## [Extracted records]
<<<<
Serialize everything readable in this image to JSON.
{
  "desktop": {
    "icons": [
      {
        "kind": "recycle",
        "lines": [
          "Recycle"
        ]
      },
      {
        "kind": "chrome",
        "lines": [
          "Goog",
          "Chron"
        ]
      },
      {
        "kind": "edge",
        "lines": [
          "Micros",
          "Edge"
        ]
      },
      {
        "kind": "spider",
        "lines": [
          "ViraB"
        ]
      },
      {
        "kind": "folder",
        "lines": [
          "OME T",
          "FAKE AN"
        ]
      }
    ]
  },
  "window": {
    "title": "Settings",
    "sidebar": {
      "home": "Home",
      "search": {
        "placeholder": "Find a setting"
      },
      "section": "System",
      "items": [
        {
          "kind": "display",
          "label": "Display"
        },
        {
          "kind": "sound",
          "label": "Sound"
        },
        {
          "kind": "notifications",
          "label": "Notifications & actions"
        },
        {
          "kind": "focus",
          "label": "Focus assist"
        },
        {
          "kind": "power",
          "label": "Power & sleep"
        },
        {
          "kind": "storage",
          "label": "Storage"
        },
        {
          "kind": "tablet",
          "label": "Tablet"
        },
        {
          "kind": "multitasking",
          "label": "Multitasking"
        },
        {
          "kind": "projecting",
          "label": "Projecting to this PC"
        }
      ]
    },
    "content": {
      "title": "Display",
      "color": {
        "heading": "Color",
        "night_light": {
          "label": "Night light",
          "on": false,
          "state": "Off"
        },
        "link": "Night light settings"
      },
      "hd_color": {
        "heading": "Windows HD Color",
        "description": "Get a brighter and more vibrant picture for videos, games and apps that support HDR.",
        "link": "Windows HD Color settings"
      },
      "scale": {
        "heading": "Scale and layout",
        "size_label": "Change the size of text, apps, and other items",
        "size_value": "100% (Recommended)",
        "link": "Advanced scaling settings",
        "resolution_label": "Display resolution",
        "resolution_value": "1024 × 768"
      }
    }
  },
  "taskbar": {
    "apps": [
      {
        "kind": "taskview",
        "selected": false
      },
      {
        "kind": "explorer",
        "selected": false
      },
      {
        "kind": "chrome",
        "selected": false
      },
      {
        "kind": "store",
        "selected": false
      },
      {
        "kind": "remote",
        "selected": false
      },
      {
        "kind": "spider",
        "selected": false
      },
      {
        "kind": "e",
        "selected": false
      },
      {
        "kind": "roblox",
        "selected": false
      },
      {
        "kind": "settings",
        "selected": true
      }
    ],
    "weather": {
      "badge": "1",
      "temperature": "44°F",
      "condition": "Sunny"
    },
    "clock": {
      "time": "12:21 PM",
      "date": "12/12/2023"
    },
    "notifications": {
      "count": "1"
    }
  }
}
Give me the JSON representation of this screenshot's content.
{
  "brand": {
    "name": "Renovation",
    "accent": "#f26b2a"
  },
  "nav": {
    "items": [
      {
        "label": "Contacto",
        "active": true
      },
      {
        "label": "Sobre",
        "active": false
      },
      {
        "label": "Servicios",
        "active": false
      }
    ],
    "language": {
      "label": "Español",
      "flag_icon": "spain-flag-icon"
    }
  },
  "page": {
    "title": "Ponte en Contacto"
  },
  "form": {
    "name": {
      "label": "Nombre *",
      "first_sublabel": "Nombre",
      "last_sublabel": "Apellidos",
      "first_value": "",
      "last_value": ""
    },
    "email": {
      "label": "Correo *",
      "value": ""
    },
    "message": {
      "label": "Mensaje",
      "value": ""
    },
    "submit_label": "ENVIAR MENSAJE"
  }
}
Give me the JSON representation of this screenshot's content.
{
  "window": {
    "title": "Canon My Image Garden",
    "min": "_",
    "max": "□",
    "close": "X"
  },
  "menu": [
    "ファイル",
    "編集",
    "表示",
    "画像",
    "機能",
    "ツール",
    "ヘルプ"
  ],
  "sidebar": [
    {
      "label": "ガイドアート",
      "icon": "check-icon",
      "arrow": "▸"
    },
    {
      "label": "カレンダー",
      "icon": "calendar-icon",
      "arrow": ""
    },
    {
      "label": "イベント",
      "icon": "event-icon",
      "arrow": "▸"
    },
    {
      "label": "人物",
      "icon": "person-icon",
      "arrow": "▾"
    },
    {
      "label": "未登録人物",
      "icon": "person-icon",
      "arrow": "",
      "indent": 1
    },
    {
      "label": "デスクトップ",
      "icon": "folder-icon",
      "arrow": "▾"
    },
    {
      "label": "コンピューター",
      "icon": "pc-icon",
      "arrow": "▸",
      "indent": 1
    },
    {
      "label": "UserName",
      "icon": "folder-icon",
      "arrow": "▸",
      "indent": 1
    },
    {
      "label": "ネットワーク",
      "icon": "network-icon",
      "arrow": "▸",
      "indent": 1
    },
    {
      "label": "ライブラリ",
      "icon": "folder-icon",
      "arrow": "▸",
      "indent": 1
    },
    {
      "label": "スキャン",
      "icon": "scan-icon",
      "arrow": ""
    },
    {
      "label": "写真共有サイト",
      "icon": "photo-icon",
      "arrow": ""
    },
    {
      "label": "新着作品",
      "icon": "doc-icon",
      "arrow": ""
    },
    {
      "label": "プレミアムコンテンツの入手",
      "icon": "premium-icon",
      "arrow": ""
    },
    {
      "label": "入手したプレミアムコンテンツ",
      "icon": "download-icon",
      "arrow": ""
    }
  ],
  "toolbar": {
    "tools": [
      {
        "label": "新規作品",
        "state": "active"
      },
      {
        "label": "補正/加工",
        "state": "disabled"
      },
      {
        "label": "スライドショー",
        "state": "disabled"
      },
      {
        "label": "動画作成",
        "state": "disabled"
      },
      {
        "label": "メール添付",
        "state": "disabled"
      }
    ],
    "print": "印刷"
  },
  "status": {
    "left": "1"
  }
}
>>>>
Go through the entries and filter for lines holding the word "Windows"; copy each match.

## [Your response]
        "heading": "Windows HD Color",
        "link": "Windows HD Color settings"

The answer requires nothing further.